“Bill definitely wins the costume category,” admitted Stover, who wore a vest and a long coat. “But at the very least, Bill and I got a jump on our Halloween shopping this year.”
Stover, Apex’s director of state affairs, said in his address that market design and transmission reforms are compatible. If done right, he said, ERCOT’s transmission planning process “can actually bolster our efforts to increase reliability on the ERCOT system, something every stakeholder wants, including the renewable energy sector.”
“If the transmission projects can deliver new wind, solar, storage and, yes, natural gas paired with something that we don’t talk a lot about, increased efficiency and demand response, we can deliver the same amount of power or more at a lower cost than existing fossil assets or new planned large thermal assets,” Stover said. “We need to move away from our just-in-time regime, which is increasing costs on consumers and unnecessarily straining our power grid and keeps a range of benefits from flowing to consumers.”
“Hogwash!” Barnes, NRG Energy’s senior director of regulatory affairs, bellowed after Stover’s close.
“Transmission planning processes and regulatory reforms that create preference for transmission development fundamentally conflict with the foundational principles of an energy-only market and work to defeat the incentives to retain and attractive dispatchable resources,” Barnes said. “Transmission congestion is a design feature of LMP-based markets, not an excuse to endlessly build more transmission lines. These deliberate pricing differences allow for the competitive market to address transmission bottlenecks through redispatch of generation and, if allowed to persist, through private investment, rather than regulated costs to captive ratepayers.”
The audience judged the debate a draw. Douglas narrowly won election to the Illinois U.S. Senate seat up for grabs after the debates. Two years later, though, Lincoln won the big prize when he defeated Douglas in the 1860 presidential election.
GCPA presented Vistra’s Ian Haley with its emPOWERing Young Professionals Award, as selected by the organization’s board. The award is presented annually to an individual under the age of 40 who has achieved excellence in the power industry, making unique contributions to the success of the electric power market and serving as a role model and leader for others.
Vistra’s senior director of regulatory policy, Haley was described as “an ardent participant in the stakeholder process.” He represents Vistra subsidiary Luminant on TAC and works on several other ERCOT committees, vice chairing the Supply Analysis Working Group.
“I cannot tell you how much I appreciate this,” Haley told the audience. “I'm deeply honored, even though quite a few of you have told me there’s no way I’m under 40. I feel extremely fortunate to work in an industry that I find so interesting and have the opportunity to work with so many people I consider friends.”
“He’s a fellow Tulane graduate,” Vistra CEO Jim Burke said in introducing Haley. “You probably didn’t read that in the bio, but good people come out into Tulane University.”

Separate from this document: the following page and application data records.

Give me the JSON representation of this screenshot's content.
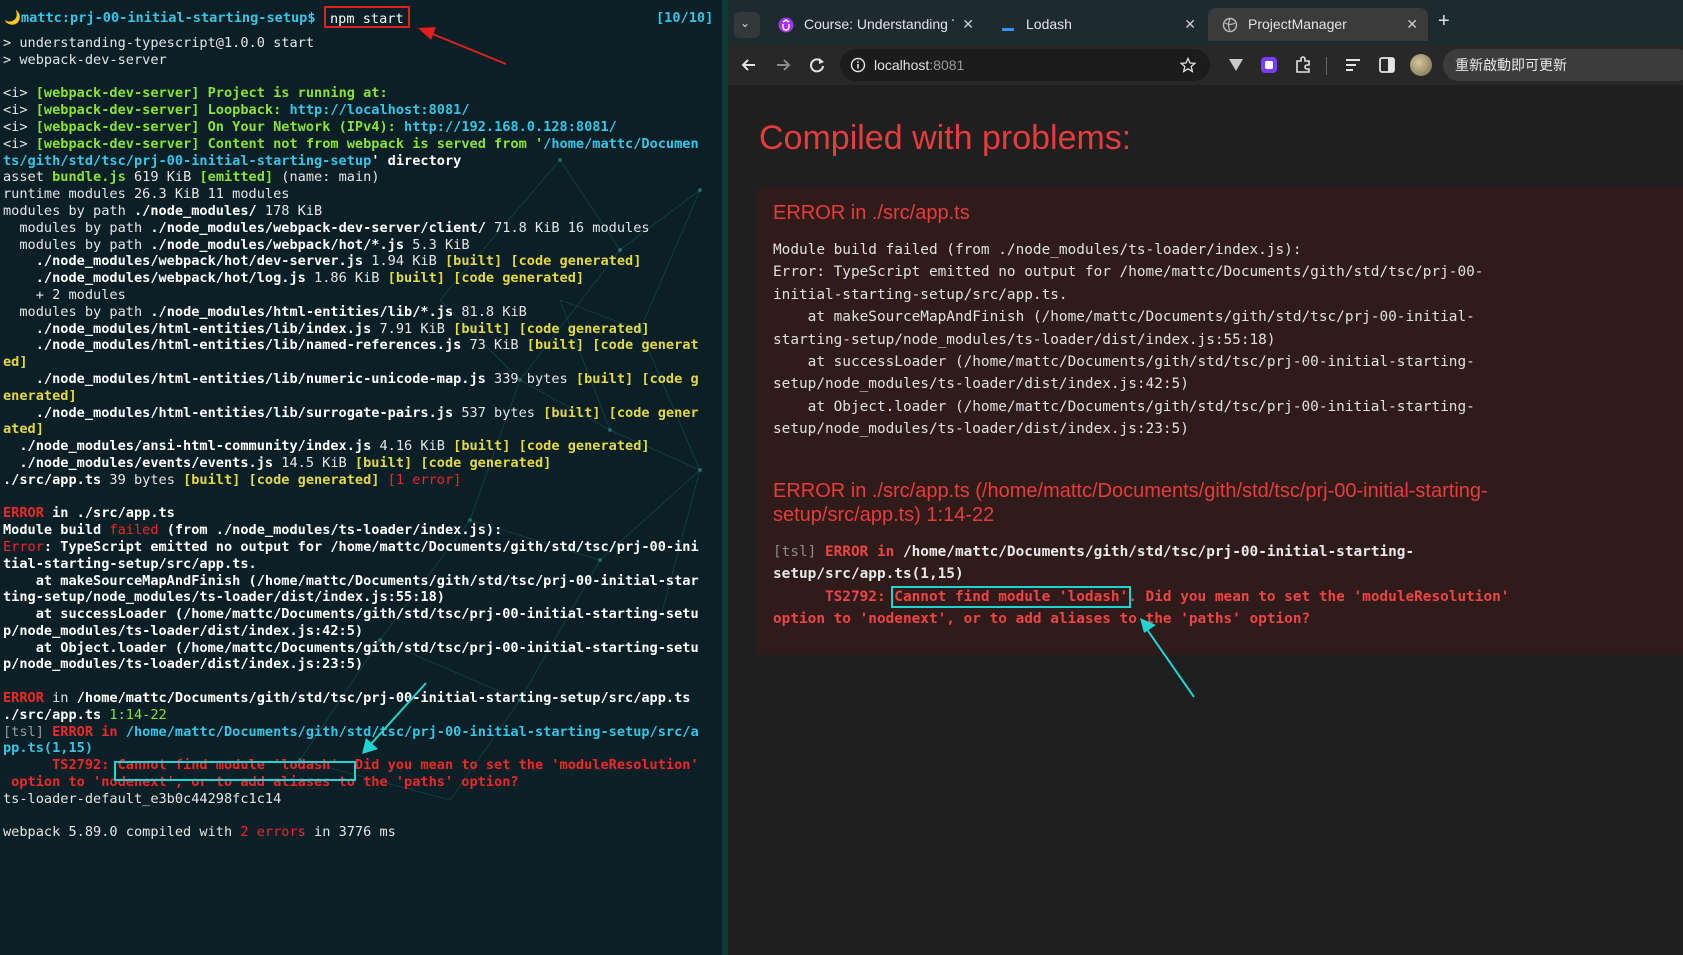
{
  "terminal": {
    "prompt_host": "🌙mattc:prj-00-initial-starting-setup$",
    "command": "npm start",
    "counter": "[10/10]",
    "lines": [
      [
        [
          "> understanding-typescript@1.0.0 start",
          "w"
        ]
      ],
      [
        [
          "> webpack-dev-server",
          "w"
        ]
      ],
      [
        [
          "",
          ""
        ]
      ],
      [
        [
          "<i> ",
          "w"
        ],
        [
          "[webpack-dev-server] Project is running at:",
          "g"
        ]
      ],
      [
        [
          "<i> ",
          "w"
        ],
        [
          "[webpack-dev-server] Loopback: ",
          "g"
        ],
        [
          "http://localhost:8081/",
          "c"
        ]
      ],
      [
        [
          "<i> ",
          "w"
        ],
        [
          "[webpack-dev-server] On Your Network (IPv4): ",
          "g"
        ],
        [
          "http://192.168.0.128:8081/",
          "c"
        ]
      ],
      [
        [
          "<i> ",
          "w"
        ],
        [
          "[webpack-dev-server] Content not from webpack is served from '",
          "g"
        ],
        [
          "/home/mattc/Documen",
          "c"
        ]
      ],
      [
        [
          "ts/gith/std/tsc/prj-00-initial-starting-setup",
          "c"
        ],
        [
          "' directory",
          "wb"
        ]
      ],
      [
        [
          "asset ",
          "w"
        ],
        [
          "bundle.js",
          "g"
        ],
        [
          " 619 KiB ",
          "w"
        ],
        [
          "[emitted]",
          "g"
        ],
        [
          " (name: main)",
          "w"
        ]
      ],
      [
        [
          "runtime modules 26.3 KiB 11 modules",
          "w"
        ]
      ],
      [
        [
          "modules by path ",
          "w"
        ],
        [
          "./node_modules/",
          "wb"
        ],
        [
          " 178 KiB",
          "w"
        ]
      ],
      [
        [
          "  modules by path ",
          "w"
        ],
        [
          "./node_modules/webpack-dev-server/client/",
          "wb"
        ],
        [
          " 71.8 KiB 16 modules",
          "w"
        ]
      ],
      [
        [
          "  modules by path ",
          "w"
        ],
        [
          "./node_modules/webpack/hot/*.js",
          "wb"
        ],
        [
          " 5.3 KiB",
          "w"
        ]
      ],
      [
        [
          "    ./node_modules/webpack/hot/dev-server.js",
          "wb"
        ],
        [
          " 1.94 KiB ",
          "w"
        ],
        [
          "[built] [code generated]",
          "y"
        ]
      ],
      [
        [
          "    ./node_modules/webpack/hot/log.js",
          "wb"
        ],
        [
          " 1.86 KiB ",
          "w"
        ],
        [
          "[built] [code generated]",
          "y"
        ]
      ],
      [
        [
          "    + 2 modules",
          "w"
        ]
      ],
      [
        [
          "  modules by path ",
          "w"
        ],
        [
          "./node_modules/html-entities/lib/*.js",
          "wb"
        ],
        [
          " 81.8 KiB",
          "w"
        ]
      ],
      [
        [
          "    ./node_modules/html-entities/lib/index.js",
          "wb"
        ],
        [
          " 7.91 KiB ",
          "w"
        ],
        [
          "[built] [code generated]",
          "y"
        ]
      ],
      [
        [
          "    ./node_modules/html-entities/lib/named-references.js",
          "wb"
        ],
        [
          " 73 KiB ",
          "w"
        ],
        [
          "[built] [code generat",
          "y"
        ]
      ],
      [
        [
          "ed]",
          "y"
        ]
      ],
      [
        [
          "    ./node_modules/html-entities/lib/numeric-unicode-map.js",
          "wb"
        ],
        [
          " 339 bytes ",
          "w"
        ],
        [
          "[built] [code g",
          "y"
        ]
      ],
      [
        [
          "enerated]",
          "y"
        ]
      ],
      [
        [
          "    ./node_modules/html-entities/lib/surrogate-pairs.js",
          "wb"
        ],
        [
          " 537 bytes ",
          "w"
        ],
        [
          "[built] [code gener",
          "y"
        ]
      ],
      [
        [
          "ated]",
          "y"
        ]
      ],
      [
        [
          "  ./node_modules/ansi-html-community/index.js",
          "wb"
        ],
        [
          " 4.16 KiB ",
          "w"
        ],
        [
          "[built] [code generated]",
          "y"
        ]
      ],
      [
        [
          "  ./node_modules/events/events.js",
          "wb"
        ],
        [
          " 14.5 KiB ",
          "w"
        ],
        [
          "[built] [code generated]",
          "y"
        ]
      ],
      [
        [
          "./src/app.ts",
          "wb"
        ],
        [
          " 39 bytes ",
          "w"
        ],
        [
          "[built] [code generated] ",
          "y"
        ],
        [
          "[1 error]",
          "r2"
        ]
      ],
      [
        [
          "",
          ""
        ]
      ],
      [
        [
          "ERROR",
          "r"
        ],
        [
          " in ./src/app.ts",
          "wb"
        ]
      ],
      [
        [
          "Module build ",
          "wb"
        ],
        [
          "failed",
          "r2"
        ],
        [
          " (from ./node_modules/ts-loader/index.js):",
          "wb"
        ]
      ],
      [
        [
          "Error",
          "r2"
        ],
        [
          ": TypeScript emitted no output for /home/mattc/Documents/gith/std/tsc/prj-00-ini",
          "wb"
        ]
      ],
      [
        [
          "tial-starting-setup/src/app.ts.",
          "wb"
        ]
      ],
      [
        [
          "    at makeSourceMapAndFinish (/home/mattc/Documents/gith/std/tsc/prj-00-initial-star",
          "wb"
        ]
      ],
      [
        [
          "ting-setup/node_modules/ts-loader/dist/index.js:55:18)",
          "wb"
        ]
      ],
      [
        [
          "    at successLoader (/home/mattc/Documents/gith/std/tsc/prj-00-initial-starting-setu",
          "wb"
        ]
      ],
      [
        [
          "p/node_modules/ts-loader/dist/index.js:42:5)",
          "wb"
        ]
      ],
      [
        [
          "    at Object.loader (/home/mattc/Documents/gith/std/tsc/prj-00-initial-starting-setu",
          "wb"
        ]
      ],
      [
        [
          "p/node_modules/ts-loader/dist/index.js:23:5)",
          "wb"
        ]
      ],
      [
        [
          "",
          ""
        ]
      ],
      [
        [
          "ERROR",
          "r"
        ],
        [
          " in ",
          "w"
        ],
        [
          "/home/mattc/Documents/gith/std/tsc/prj-00-initial-starting-setup/src/app.ts",
          "wb"
        ]
      ],
      [
        [
          "./src/app.ts ",
          "wb"
        ],
        [
          "1:14-22",
          "gy"
        ]
      ],
      [
        [
          "[tsl] ",
          "gr"
        ],
        [
          "ERROR",
          "r"
        ],
        [
          " in ",
          "r"
        ],
        [
          "/home/mattc/Documents/gith/std/tsc/prj-00-initial-starting-setup/src/a",
          "c"
        ]
      ],
      [
        [
          "pp.ts(1,15)",
          "c"
        ]
      ],
      [
        [
          "      TS2792: ",
          "r"
        ],
        [
          "Cannot find module 'lodash'",
          "r"
        ],
        [
          "  Did you mean to set the 'moduleResolution'",
          "r"
        ]
      ],
      [
        [
          " option to 'nodenext', or to add aliases to the 'paths' option?",
          "r"
        ]
      ],
      [
        [
          "ts-loader-default_e3b0c44298fc1c14",
          "w"
        ]
      ],
      [
        [
          "",
          ""
        ]
      ],
      [
        [
          "webpack 5.89.0 compiled with ",
          "w"
        ],
        [
          "2 errors",
          "r2"
        ],
        [
          " in 3776 ms",
          "w"
        ]
      ]
    ]
  },
  "browser": {
    "tabs": [
      {
        "title": "Course: Understanding T",
        "close": "✕"
      },
      {
        "title": "Lodash",
        "close": "✕"
      },
      {
        "title": "ProjectManager",
        "close": "✕"
      }
    ],
    "new_tab": "+",
    "url_host": "localhost",
    "url_port": ":8081",
    "relaunch": "重新啟動即可更新",
    "overlay": {
      "title": "Compiled with problems:",
      "error1_heading": "ERROR in ./src/app.ts",
      "error1_body": "Module build failed (from ./node_modules/ts-loader/index.js):\nError: TypeScript emitted no output for /home/mattc/Documents/gith/std/tsc/prj-00-\ninitial-starting-setup/src/app.ts.\n    at makeSourceMapAndFinish (/home/mattc/Documents/gith/std/tsc/prj-00-initial-\nstarting-setup/node_modules/ts-loader/dist/index.js:55:18)\n    at successLoader (/home/mattc/Documents/gith/std/tsc/prj-00-initial-starting-\nsetup/node_modules/ts-loader/dist/index.js:42:5)\n    at Object.loader (/home/mattc/Documents/gith/std/tsc/prj-00-initial-starting-\nsetup/node_modules/ts-loader/dist/index.js:23:5)",
      "error2_heading_l1": "ERROR in ./src/app.ts (/home/mattc/Documents/gith/std/tsc/prj-00-initial-starting-",
      "error2_heading_l2": "setup/src/app.ts) 1:14-22",
      "tsl_prefix": "[tsl] ",
      "tsl_error": "ERROR in ",
      "tsl_path_l1": "/home/mattc/Documents/gith/std/tsc/prj-00-initial-starting-",
      "tsl_path_l2": "setup/src/app.ts(1,15)",
      "ts_code": "      TS2792: ",
      "ts_msg": "Cannot find module 'lodash'",
      "ts_rest_l1": ". Did you mean to set the 'moduleResolution'",
      "ts_rest_l2": "option to 'nodenext', or to add aliases to the 'paths' option?"
    }
  },
  "colors": {
    "accent_red": "#e0201c",
    "annotation_cyan": "#22d3d3",
    "overlay_red": "#e83b3b"
  },
  "icons": [
    "moon-icon",
    "course-favicon-icon",
    "lodash-favicon-icon",
    "globe-icon",
    "back-icon",
    "forward-icon",
    "reload-icon",
    "info-icon",
    "star-icon",
    "extension-icon",
    "puzzle-icon",
    "reading-list-icon",
    "side-panel-icon",
    "avatar",
    "chevron-down-icon"
  ]
}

“Ian has a knack for reaching out across the aisle in the ERCOT stakeholder process and is an adept negotiator,” Ned Bonskowski, Vistra’s vice president of Texas regulatory policy, said in a statement. “Some of his strongest work is when he is forging consensus across disparate stakeholders on contentious issues.”
The award’s nomination criteria includes career progress, industry involvement, leadership development, role model for other young professionals, and expertise, passion and the ability to inspire others.